Special thanks to Leonard Weber, a longtime volunteer with the Detroit Audubon Society and guide to the flora and fauna at Eliza Howell Park in Detroit! Thank you, Leonard, for sharing the decades of invaluable wisdom you have accumulated through your loving and meticulous observations. You can learn more at Leonard’s blog or by signing up for a field course or nature walk through Detroit Audubon.
Thank you also to Nicholas Hinnant, who took many of the magnificent photographs used as references for this piece’s illustrations during Leonard’s six-week Birds Nesting field course this spring.

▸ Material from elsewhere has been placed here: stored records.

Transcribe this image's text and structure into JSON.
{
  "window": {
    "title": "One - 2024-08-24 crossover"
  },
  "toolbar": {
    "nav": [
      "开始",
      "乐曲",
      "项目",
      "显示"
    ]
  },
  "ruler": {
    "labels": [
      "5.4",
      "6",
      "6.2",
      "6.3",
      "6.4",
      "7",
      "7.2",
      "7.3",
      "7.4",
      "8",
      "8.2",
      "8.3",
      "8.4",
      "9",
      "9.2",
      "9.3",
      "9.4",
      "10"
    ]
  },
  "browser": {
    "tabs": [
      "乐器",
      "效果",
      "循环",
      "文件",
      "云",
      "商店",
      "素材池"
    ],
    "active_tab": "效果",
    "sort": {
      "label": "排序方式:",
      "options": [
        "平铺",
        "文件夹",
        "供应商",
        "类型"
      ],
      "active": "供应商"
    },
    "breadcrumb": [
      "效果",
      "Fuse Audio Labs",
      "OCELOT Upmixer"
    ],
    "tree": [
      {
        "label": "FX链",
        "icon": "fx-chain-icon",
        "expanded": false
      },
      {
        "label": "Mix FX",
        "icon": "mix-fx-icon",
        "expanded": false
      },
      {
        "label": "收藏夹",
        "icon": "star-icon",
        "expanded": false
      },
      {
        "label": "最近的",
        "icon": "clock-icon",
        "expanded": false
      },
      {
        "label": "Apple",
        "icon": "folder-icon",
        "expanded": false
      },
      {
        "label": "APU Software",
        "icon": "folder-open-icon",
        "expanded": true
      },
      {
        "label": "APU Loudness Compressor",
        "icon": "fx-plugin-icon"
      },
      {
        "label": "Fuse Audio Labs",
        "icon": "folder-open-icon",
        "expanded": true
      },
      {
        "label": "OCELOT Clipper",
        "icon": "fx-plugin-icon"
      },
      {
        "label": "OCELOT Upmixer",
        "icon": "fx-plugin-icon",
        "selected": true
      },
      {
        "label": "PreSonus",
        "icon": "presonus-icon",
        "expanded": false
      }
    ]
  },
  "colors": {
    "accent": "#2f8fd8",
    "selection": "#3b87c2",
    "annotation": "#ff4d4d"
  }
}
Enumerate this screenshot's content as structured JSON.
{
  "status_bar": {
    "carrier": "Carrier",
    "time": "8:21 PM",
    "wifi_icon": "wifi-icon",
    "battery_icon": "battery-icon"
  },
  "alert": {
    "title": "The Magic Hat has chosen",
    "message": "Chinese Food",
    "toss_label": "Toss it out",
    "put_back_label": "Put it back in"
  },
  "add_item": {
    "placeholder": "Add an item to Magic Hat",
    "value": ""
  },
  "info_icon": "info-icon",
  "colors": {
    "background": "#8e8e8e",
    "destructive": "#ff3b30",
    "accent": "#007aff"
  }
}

Bethany Beekly is a Neuroscience student in the Elias Lab (UM Department of Molecular and Integrative Physiology). She studies the interplay between sleep and the neuroendocrinology of reproduction. She is also heavily involved with the Graduate Employee Organization (GEO), serving as Steward for the Neuroscience Program and the Chair of the Climate Caucus. When she isn’t doing science or fighting for worker’s rights, she can often be found outside hiking, camping, reading, doing yoga, or just sitting with a cup of coffee listening to the birds.